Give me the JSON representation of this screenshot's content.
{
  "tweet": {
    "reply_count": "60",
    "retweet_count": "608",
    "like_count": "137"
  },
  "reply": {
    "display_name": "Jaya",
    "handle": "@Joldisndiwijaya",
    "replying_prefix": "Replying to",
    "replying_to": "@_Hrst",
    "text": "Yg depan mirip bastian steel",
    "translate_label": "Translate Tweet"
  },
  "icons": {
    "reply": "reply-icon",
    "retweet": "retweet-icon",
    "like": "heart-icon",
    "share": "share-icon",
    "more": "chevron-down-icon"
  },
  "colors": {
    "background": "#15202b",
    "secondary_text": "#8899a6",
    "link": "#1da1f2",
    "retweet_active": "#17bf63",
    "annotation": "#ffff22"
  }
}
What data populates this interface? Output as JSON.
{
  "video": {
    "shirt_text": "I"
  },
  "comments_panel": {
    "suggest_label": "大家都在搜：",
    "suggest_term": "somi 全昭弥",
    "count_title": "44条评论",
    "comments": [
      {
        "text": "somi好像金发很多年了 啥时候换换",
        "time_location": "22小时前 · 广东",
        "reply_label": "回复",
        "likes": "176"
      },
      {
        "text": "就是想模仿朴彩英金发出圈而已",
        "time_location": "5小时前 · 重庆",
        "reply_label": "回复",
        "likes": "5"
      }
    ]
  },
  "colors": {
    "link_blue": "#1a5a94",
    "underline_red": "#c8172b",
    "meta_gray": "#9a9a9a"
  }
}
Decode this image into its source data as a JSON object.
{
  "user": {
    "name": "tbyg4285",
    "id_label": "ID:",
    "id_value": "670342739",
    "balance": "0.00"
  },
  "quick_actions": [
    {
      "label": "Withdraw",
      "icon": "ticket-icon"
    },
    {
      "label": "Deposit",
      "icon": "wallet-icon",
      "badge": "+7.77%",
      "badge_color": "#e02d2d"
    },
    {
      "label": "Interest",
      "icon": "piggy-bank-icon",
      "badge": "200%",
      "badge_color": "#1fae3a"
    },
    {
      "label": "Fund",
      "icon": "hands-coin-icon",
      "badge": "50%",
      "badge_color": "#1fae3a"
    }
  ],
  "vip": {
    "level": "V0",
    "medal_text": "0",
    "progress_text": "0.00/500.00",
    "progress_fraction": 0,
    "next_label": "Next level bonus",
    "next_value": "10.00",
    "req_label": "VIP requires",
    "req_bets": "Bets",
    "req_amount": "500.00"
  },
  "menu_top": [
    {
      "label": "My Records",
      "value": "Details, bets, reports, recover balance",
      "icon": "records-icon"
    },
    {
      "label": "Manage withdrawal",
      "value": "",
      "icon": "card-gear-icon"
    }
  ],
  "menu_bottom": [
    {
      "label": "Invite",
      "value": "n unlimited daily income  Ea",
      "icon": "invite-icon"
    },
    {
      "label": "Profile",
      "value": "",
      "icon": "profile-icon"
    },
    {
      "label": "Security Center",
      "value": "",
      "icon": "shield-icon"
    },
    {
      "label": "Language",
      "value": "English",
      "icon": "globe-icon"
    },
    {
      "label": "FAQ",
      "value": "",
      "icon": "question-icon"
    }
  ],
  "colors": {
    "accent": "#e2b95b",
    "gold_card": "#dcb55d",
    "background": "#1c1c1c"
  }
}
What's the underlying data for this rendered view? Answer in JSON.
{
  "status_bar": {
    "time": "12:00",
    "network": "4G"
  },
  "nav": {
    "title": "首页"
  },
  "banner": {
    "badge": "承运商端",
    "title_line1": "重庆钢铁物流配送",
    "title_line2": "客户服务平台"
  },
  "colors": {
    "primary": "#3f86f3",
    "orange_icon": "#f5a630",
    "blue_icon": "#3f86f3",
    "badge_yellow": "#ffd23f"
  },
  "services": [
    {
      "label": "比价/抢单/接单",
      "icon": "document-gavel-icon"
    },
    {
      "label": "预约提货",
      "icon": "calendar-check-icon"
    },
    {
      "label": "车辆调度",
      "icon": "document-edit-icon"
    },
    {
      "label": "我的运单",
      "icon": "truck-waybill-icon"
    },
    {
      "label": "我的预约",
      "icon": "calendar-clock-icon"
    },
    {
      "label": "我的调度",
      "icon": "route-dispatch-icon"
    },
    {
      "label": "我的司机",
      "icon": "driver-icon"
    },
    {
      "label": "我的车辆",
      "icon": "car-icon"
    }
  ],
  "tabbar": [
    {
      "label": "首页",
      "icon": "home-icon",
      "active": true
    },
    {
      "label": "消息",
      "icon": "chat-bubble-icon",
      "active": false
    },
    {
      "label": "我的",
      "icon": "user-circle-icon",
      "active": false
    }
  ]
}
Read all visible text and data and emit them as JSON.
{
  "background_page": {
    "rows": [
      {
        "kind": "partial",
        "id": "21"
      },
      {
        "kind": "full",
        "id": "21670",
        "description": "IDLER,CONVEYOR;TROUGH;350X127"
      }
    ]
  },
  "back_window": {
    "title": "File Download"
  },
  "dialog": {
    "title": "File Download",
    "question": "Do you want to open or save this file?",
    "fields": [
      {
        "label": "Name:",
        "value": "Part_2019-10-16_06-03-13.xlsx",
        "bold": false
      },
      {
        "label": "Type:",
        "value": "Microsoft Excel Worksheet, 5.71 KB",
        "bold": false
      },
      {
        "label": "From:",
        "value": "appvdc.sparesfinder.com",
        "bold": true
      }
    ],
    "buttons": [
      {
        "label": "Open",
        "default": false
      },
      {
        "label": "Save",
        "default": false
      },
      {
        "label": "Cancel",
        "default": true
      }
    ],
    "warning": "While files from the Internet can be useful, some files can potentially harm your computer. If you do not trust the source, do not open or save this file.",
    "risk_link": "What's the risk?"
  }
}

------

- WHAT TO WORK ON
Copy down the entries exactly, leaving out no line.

- SOLUTION FOR THIS EXERCISE
Give me the JSON representation of this screenshot's content.
{
  "tweet": {
    "reply_count": "60",
    "retweet_count": "608",
    "like_count": "137"
  },
  "reply": {
    "display_name": "Jaya",
    "handle": "@Joldisndiwijaya",
    "replying_prefix": "Replying to",
    "replying_to": "@_Hrst",
    "text": "Yg depan mirip bastian steel",
    "translate_label": "Translate Tweet"
  },
  "icons": {
    "reply": "reply-icon",
    "retweet": "retweet-icon",
    "like": "heart-icon",
    "share": "share-icon",
    "more": "chevron-down-icon"
  },
  "colors": {
    "background": "#15202b",
    "secondary_text": "#8899a6",
    "link": "#1da1f2",
    "retweet_active": "#17bf63",
    "annotation": "#ffff22"
  }
}
What data populates this interface? Output as JSON.
{
  "video": {
    "shirt_text": "I"
  },
  "comments_panel": {
    "suggest_label": "大家都在搜：",
    "suggest_term": "somi 全昭弥",
    "count_title": "44条评论",
    "comments": [
      {
        "text": "somi好像金发很多年了 啥时候换换",
        "time_location": "22小时前 · 广东",
        "reply_label": "回复",
        "likes": "176"
      },
      {
        "text": "就是想模仿朴彩英金发出圈而已",
        "time_location": "5小时前 · 重庆",
        "reply_label": "回复",
        "likes": "5"
      }
    ]
  },
  "colors": {
    "link_blue": "#1a5a94",
    "underline_red": "#c8172b",
    "meta_gray": "#9a9a9a"
  }
}
Decode this image into its source data as a JSON object.
{
  "user": {
    "name": "tbyg4285",
    "id_label": "ID:",
    "id_value": "670342739",
    "balance": "0.00"
  },
  "quick_actions": [
    {
      "label": "Withdraw",
      "icon": "ticket-icon"
    },
    {
      "label": "Deposit",
      "icon": "wallet-icon",
      "badge": "+7.77%",
      "badge_color": "#e02d2d"
    },
    {
      "label": "Interest",
      "icon": "piggy-bank-icon",
      "badge": "200%",
      "badge_color": "#1fae3a"
    },
    {
      "label": "Fund",
      "icon": "hands-coin-icon",
      "badge": "50%",
      "badge_color": "#1fae3a"
    }
  ],
  "vip": {
    "level": "V0",
    "medal_text": "0",
    "progress_text": "0.00/500.00",
    "progress_fraction": 0,
    "next_label": "Next level bonus",
    "next_value": "10.00",
    "req_label": "VIP requires",
    "req_bets": "Bets",
    "req_amount": "500.00"
  },
  "menu_top": [
    {
      "label": "My Records",
      "value": "Details, bets, reports, recover balance",
      "icon": "records-icon"
    },
    {
      "label": "Manage withdrawal",
      "value": "",
      "icon": "card-gear-icon"
    }
  ],
  "menu_bottom": [
    {
      "label": "Invite",
      "value": "n unlimited daily income  Ea",
      "icon": "invite-icon"
    },
    {
      "label": "Profile",
      "value": "",
      "icon": "profile-icon"
    },
    {
      "label": "Security Center",
      "value": "",
      "icon": "shield-icon"
    },
    {
      "label": "Language",
      "value": "English",
      "icon": "globe-icon"
    },
    {
      "label": "FAQ",
      "value": "",
      "icon": "question-icon"
    }
  ],
  "colors": {
    "accent": "#e2b95b",
    "gold_card": "#dcb55d",
    "background": "#1c1c1c"
  }
}
What's the underlying data for this rendered view? Answer in JSON.
{
  "status_bar": {
    "time": "12:00",
    "network": "4G"
  },
  "nav": {
    "title": "首页"
  },
  "banner": {
    "badge": "承运商端",
    "title_line1": "重庆钢铁物流配送",
    "title_line2": "客户服务平台"
  },
  "colors": {
    "primary": "#3f86f3",
    "orange_icon": "#f5a630",
    "blue_icon": "#3f86f3",
    "badge_yellow": "#ffd23f"
  },
  "services": [
    {
      "label": "比价/抢单/接单",
      "icon": "document-gavel-icon"
    },
    {
      "label": "预约提货",
      "icon": "calendar-check-icon"
    },
    {
      "label": "车辆调度",
      "icon": "document-edit-icon"
    },
    {
      "label": "我的运单",
      "icon": "truck-waybill-icon"
    },
    {
      "label": "我的预约",
      "icon": "calendar-clock-icon"
    },
    {
      "label": "我的调度",
      "icon": "route-dispatch-icon"
    },
    {
      "label": "我的司机",
      "icon": "driver-icon"
    },
    {
      "label": "我的车辆",
      "icon": "car-icon"
    }
  ],
  "tabbar": [
    {
      "label": "首页",
      "icon": "home-icon",
      "active": true
    },
    {
      "label": "消息",
      "icon": "chat-bubble-icon",
      "active": false
    },
    {
      "label": "我的",
      "icon": "user-circle-icon",
      "active": false
    }
  ]
}
Read all visible text and data and emit them as JSON.
{
  "background_page": {
    "rows": [
      {
        "kind": "partial",
        "id": "21"
      },
      {
        "kind": "full",
        "id": "21670",
        "description": "IDLER,CONVEYOR;TROUGH;350X127"
      }
    ]
  },
  "back_window": {
    "title": "File Download"
  },
  "dialog": {
    "title": "File Download",
    "question": "Do you want to open or save this file?",
    "fields": [
      {
        "label": "Name:",
        "value": "Part_2019-10-16_06-03-13.xlsx",
        "bold": false
      },
      {
        "label": "Type:",
        "value": "Microsoft Excel Worksheet, 5.71 KB",
        "bold": false
      },
      {
        "label": "From:",
        "value": "appvdc.sparesfinder.com",
        "bold": true
      }
    ],
    "buttons": [
      {
        "label": "Open",
        "default": false
      },
      {
        "label": "Save",
        "default": false
      },
      {
        "label": "Cancel",
        "default": true
      }
    ],
    "warning": "While files from the Internet can be useful, some files can potentially harm your computer. If you do not trust the source, do not open or save this file.",
    "risk_link": "What's the risk?"
  }
}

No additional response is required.